*** Opening of Supplied records ***

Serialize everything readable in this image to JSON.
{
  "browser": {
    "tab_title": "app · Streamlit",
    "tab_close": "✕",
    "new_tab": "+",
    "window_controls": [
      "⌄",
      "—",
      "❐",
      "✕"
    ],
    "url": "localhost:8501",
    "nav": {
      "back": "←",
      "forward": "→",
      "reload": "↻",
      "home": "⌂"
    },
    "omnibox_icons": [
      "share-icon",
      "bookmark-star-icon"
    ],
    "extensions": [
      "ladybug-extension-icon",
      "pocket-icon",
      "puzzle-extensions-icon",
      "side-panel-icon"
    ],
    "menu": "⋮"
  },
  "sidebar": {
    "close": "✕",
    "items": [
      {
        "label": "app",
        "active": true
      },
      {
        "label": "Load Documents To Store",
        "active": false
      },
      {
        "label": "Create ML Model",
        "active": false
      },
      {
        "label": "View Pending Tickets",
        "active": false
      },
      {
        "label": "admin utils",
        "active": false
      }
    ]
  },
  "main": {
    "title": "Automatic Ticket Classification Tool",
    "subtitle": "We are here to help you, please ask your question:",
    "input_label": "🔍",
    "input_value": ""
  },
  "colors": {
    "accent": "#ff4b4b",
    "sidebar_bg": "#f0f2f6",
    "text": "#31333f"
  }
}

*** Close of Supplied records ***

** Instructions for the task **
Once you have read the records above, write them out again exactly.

** Output below **
Serialize everything readable in this image to JSON.
{
  "browser": {
    "tab_title": "app · Streamlit",
    "tab_close": "✕",
    "new_tab": "+",
    "window_controls": [
      "⌄",
      "—",
      "❐",
      "✕"
    ],
    "url": "localhost:8501",
    "nav": {
      "back": "←",
      "forward": "→",
      "reload": "↻",
      "home": "⌂"
    },
    "omnibox_icons": [
      "share-icon",
      "bookmark-star-icon"
    ],
    "extensions": [
      "ladybug-extension-icon",
      "pocket-icon",
      "puzzle-extensions-icon",
      "side-panel-icon"
    ],
    "menu": "⋮"
  },
  "sidebar": {
    "close": "✕",
    "items": [
      {
        "label": "app",
        "active": true
      },
      {
        "label": "Load Documents To Store",
        "active": false
      },
      {
        "label": "Create ML Model",
        "active": false
      },
      {
        "label": "View Pending Tickets",
        "active": false
      },
      {
        "label": "admin utils",
        "active": false
      }
    ]
  },
  "main": {
    "title": "Automatic Ticket Classification Tool",
    "subtitle": "We are here to help you, please ask your question:",
    "input_label": "🔍",
    "input_value": ""
  },
  "colors": {
    "accent": "#ff4b4b",
    "sidebar_bg": "#f0f2f6",
    "text": "#31333f"
  }
}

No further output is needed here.